Task description: Repeat each line of the data below exactly, but skip the pictures.
====== Available data ======
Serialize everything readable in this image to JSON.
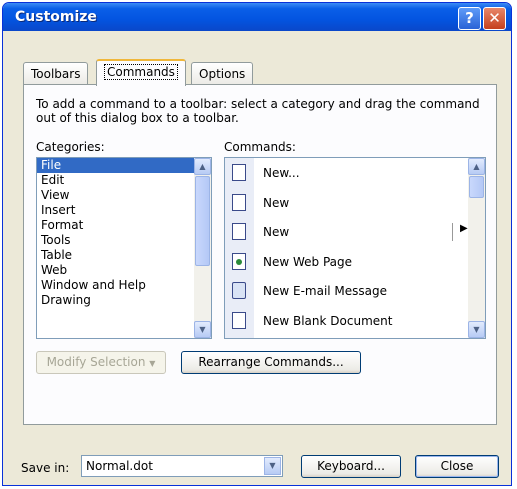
{
  "window": {
    "title": "Customize"
  },
  "tabs": [
    {
      "label": "Toolbars",
      "active": false
    },
    {
      "label": "Commands",
      "active": true
    },
    {
      "label": "Options",
      "active": false
    }
  ],
  "instructions": "To add a command to a toolbar: select a category and drag the command out of this dialog box to a toolbar.",
  "categories": {
    "label": "Categories:",
    "items": [
      "File",
      "Edit",
      "View",
      "Insert",
      "Format",
      "Tools",
      "Table",
      "Web",
      "Window and Help",
      "Drawing"
    ],
    "selected": "File"
  },
  "commands": {
    "label": "Commands:",
    "items": [
      {
        "label": "New...",
        "icon": "blank-document-icon"
      },
      {
        "label": "New",
        "icon": "blank-document-icon"
      },
      {
        "label": "New",
        "icon": "blank-document-icon",
        "submenu": true
      },
      {
        "label": "New Web Page",
        "icon": "web-page-icon"
      },
      {
        "label": "New E-mail Message",
        "icon": "email-message-icon"
      },
      {
        "label": "New Blank Document",
        "icon": "blank-document-icon"
      }
    ]
  },
  "buttons": {
    "modify_selection": "Modify Selection",
    "rearrange_commands": "Rearrange Commands...",
    "keyboard": "Keyboard...",
    "close": "Close"
  },
  "footer": {
    "save_in_label": "Save in:",
    "save_in_value": "Normal.dot"
  },
  "colors": {
    "titlebar": "#0354e0",
    "dialog_bg": "#ece9d8",
    "selection": "#316ac5"
  }
}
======
Answer to this task:
Serialize everything readable in this image to JSON.
{
  "window": {
    "title": "Customize"
  },
  "tabs": [
    {
      "label": "Toolbars",
      "active": false
    },
    {
      "label": "Commands",
      "active": true
    },
    {
      "label": "Options",
      "active": false
    }
  ],
  "instructions": "To add a command to a toolbar: select a category and drag the command out of this dialog box to a toolbar.",
  "categories": {
    "label": "Categories:",
    "items": [
      "File",
      "Edit",
      "View",
      "Insert",
      "Format",
      "Tools",
      "Table",
      "Web",
      "Window and Help",
      "Drawing"
    ],
    "selected": "File"
  },
  "commands": {
    "label": "Commands:",
    "items": [
      {
        "label": "New...",
        "icon": "blank-document-icon"
      },
      {
        "label": "New",
        "icon": "blank-document-icon"
      },
      {
        "label": "New",
        "icon": "blank-document-icon",
        "submenu": true
      },
      {
        "label": "New Web Page",
        "icon": "web-page-icon"
      },
      {
        "label": "New E-mail Message",
        "icon": "email-message-icon"
      },
      {
        "label": "New Blank Document",
        "icon": "blank-document-icon"
      }
    ]
  },
  "buttons": {
    "modify_selection": "Modify Selection",
    "rearrange_commands": "Rearrange Commands...",
    "keyboard": "Keyboard...",
    "close": "Close"
  },
  "footer": {
    "save_in_label": "Save in:",
    "save_in_value": "Normal.dot"
  },
  "colors": {
    "titlebar": "#0354e0",
    "dialog_bg": "#ece9d8",
    "selection": "#316ac5"
  }
}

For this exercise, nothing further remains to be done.